Rules for taking portraits of people like a pro. A good photo lens is the 85-100mm (a lot of pros. use it. Don't ask me why). A problem is what aperture to use. The aperture that works best for portraits is the f11. Another problem is the background. It gets in the way of the portrait photographer's goal. Many portrait photographers would go for seamless or plain background. You can also use canvas or muslin backgrounds as a formal background. Another problem surfaces when taking outdoor photos. The solution is to keep the background as simple as possible. Now you can use another f-stop number like f2.8 or f4 to blur the background. Now, where to focus? To solve that problem, focus on the eyes. This will give you a nice level of sharpness throughout the entire face and the eyes will be tack sharp which is crucial in portraits. The best position to position the camera is at eye-level and place your tripod around 2-3m away from your subject. There is a rule that many pros. use that is to position your subject's eyes 1/3 from the top of the frame. You can also zoom into tour subject so the entire face fills the frame and try zooming into your subject until the top/bottom or sides of the head are out of the frame.

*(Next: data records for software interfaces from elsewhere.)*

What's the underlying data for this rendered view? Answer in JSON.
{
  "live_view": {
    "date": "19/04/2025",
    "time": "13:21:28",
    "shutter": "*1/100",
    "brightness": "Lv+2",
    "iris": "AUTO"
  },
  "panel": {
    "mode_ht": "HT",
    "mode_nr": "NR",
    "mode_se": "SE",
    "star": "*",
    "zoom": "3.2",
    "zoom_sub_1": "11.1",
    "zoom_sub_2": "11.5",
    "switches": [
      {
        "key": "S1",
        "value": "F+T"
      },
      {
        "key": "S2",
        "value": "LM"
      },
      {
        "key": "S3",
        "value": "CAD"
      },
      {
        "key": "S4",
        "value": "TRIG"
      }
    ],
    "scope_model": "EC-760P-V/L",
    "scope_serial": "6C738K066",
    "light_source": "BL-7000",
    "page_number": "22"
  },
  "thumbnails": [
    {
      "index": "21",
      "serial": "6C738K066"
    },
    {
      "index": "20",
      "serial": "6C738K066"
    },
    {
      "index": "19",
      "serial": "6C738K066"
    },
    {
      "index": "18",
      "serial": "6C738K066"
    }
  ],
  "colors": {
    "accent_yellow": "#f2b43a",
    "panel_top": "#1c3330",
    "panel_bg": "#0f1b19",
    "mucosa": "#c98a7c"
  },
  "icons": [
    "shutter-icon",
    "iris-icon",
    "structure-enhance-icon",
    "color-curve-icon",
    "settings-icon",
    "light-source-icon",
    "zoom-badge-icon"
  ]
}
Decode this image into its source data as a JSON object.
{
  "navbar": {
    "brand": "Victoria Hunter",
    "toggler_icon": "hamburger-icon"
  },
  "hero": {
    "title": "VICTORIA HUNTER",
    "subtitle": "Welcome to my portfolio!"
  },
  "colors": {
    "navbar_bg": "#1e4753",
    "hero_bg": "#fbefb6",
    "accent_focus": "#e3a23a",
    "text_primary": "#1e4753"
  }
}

In the afternoon, if you take a portrait, the light will cast hard, unflattering photos. We can solve this problem by taking photos in the shade where the light is softer and the shadows are less visible. If you are taking photos indoors and want to take a great photo, position your subject beside a window that does not get direct sunlight. The trick to getting great sunset photos is to aim the flash at the sky, hold down the shutter button down halfway, recompose your shot by aiming at the subject and press the shutter button. The subject can be seen by the flash but the background is still dark, so that's how you take a sunset photo like a pro. Finally, you can use a collapsible reflector to bounce or reflect light to the subject.

There are many techniques. One of which I like is the High-Speed photography because although it happens very fast, the image seems like it is slow-mo. It is used by using a sound sensor. Other techniques can be found at